It’s this third step, this final stage, which knows no end. This is the one that circles back and feeds the others in a continuous loop of perpetual motion, a chain if you will. The more we know, the more we want to know. Through years and years of this continuity, a rich basket of knowledge and lore accumulates.

It’s that basket that allowed me to know with virtual certainty that the unseen critter moving the main stem of a large forb in the middle of a weedy patch was a Downy Woodpecker, even before verifying its identification.

It’s the reason I know that the messy pile of chiseled splinters at the base of the tree is not the work of beavers (the pieces would be much more uniform in size and show scalloped ridges caused by their teeth) but of a Pileated Woodpecker on the hunt for wood boring insects.

It’s what makes me stop and wait carefully in heavy underbrush when I hear a small rhythmic raking of nearby leaves.

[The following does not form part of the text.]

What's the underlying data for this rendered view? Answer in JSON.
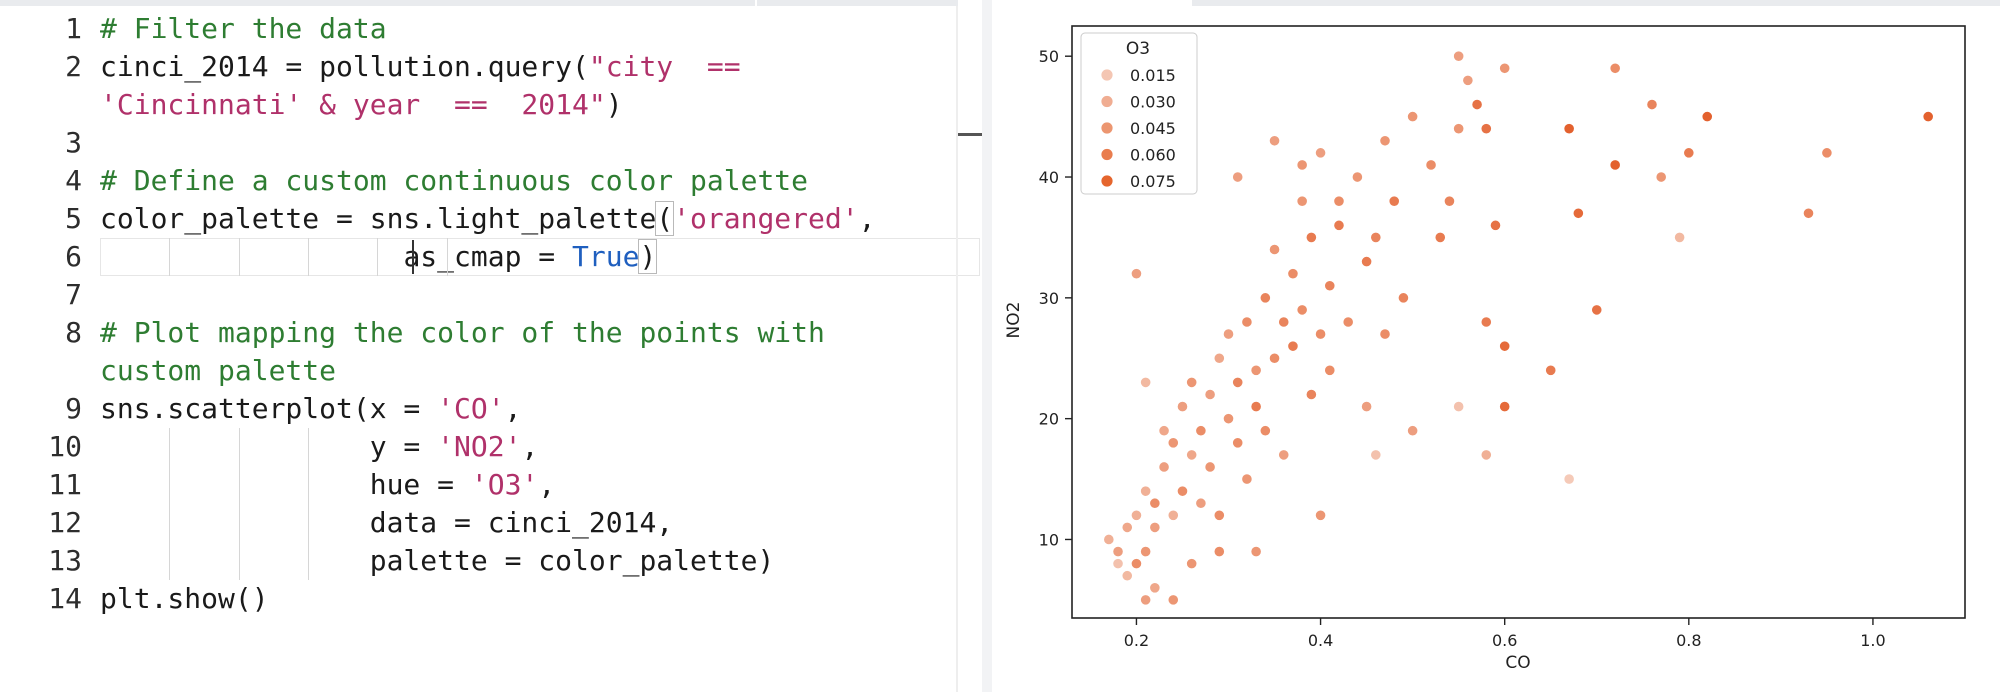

Somewhere under there is a scratch-feeding sparrow such as an Eastern Towhee or a White-throated Sparrow.

It’s what makes me look up when I see small clouds of tiny down feathers wafting to earth. Surely a raptor is feeding on a recent kill, probably a Sharp-shinned Hawk or a Merlin.

It’s what makes me listen carefully for the chatter of finches when I observe the papery husks of spruce or pine seeds floating to earth. High in the needled trees White-winged or Red Crossbills are undoubtedly feeding on cones.

Outdoors people learn early on that the neat little cattail domes dotting the marshes are the work of muskrats; that the mud-and-stick dam blocking the flow of water in a stream is the hallmark handiwork of beavers; that the near watertight clump of leaves high in the leafless tree will be a winter nest for tree squirrels.

Either by learning from those who came before us or by personal observation, these factoids become nuggets of knowledge that pile up over time and make our outdoor experiences richer each and every time we step out. 

I’m not suggesting we will all become Apache trackers with the ability to tell a story from each broken blade of grass. I will say, though, that once a person finds themselves in the loop model described above, the outdoors will inevitably reveal secrets to the careful observer in ways not previously imagined. I guarantee it.

Corliss is a West Fargo resident, avid birder, and ND Game and Fish volunteer instructor. He serves as a corporate pilot for Forum Communications.